Over the years, antitrust authorities all over the world have published some general guidance creating and managing compliance programs. Even though there are differences between jurisdictions, all of them seem to have the following anchor points in common:
No “one size fits all” model: You must tailor your compliance program.
Effective compliance programs require companies to tailor their internal policies according to their particular situation.
A generic out-of-the-box compliance program is not likely to be effective. It is more important that the company conducts an assessment of the particular risk areas involved in its day-to-day business activities, with a specific focus on the structure and previous history of the industry.

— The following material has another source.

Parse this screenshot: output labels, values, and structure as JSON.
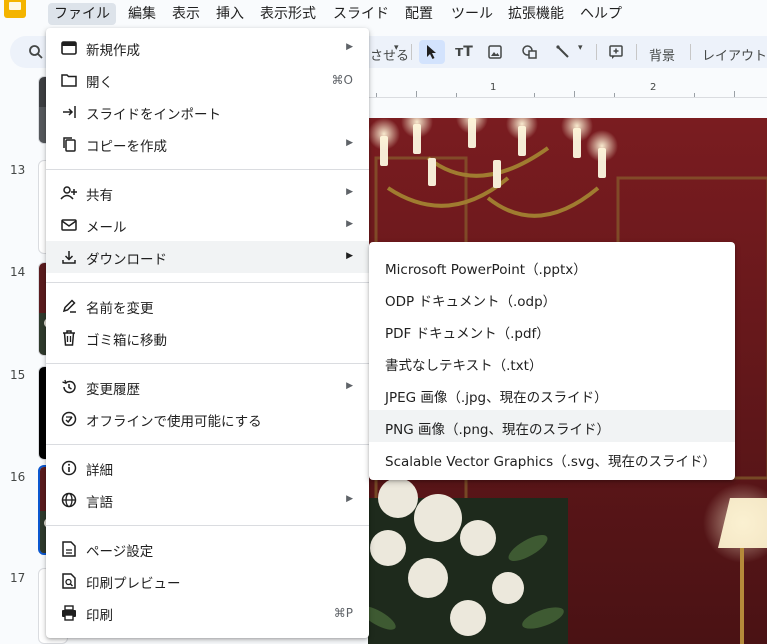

Interaction of sales people with other competitors, with close attention to trade association meetings, is also an important point to consider. To illustrate, employees with access to pricing information and business plans are more likely to meet their counterparts from other companies in trade association reunions or industry events.
Development of training programs to educate directors and employees.
A company should ensure antitrust compliance training for all executives, managers and employees, especially those with sales and pricing responsibilities.
Genuinely effective compliance requires that companies apply the antitrust policy and training program to their entire organizational structure, preferably in writing. It may take the form of a manual and must be plainly worded in all the working languages of the company, so everyone understands it. The antitrust policy must contain a general description of antitrust law and its purpose, explaining the way the company enforces it, along with highlights of the potential costs of non-compliance.
An effective way to implement an antitrust policy is through a list of “Don’ts”, including illegal conduct such as price-fixing agreements, the exchange of future pricing information, or allocation of production quotas, among other conduct.
You might complement the forbidden conduct with a list of “Red Flags” to identify situations in which antitrust risks may arise (i.e. sales people attending trade associations or industry events).
You might also add a list of “Do’s” because employees are often more receptive to what they can do, rather than what they cannot do.
Finally, companies and their employees should document their antitrust compliance training in writing. This assures that employees take compliance efforts seriously and that antitrust enforcers understand that the company does so too.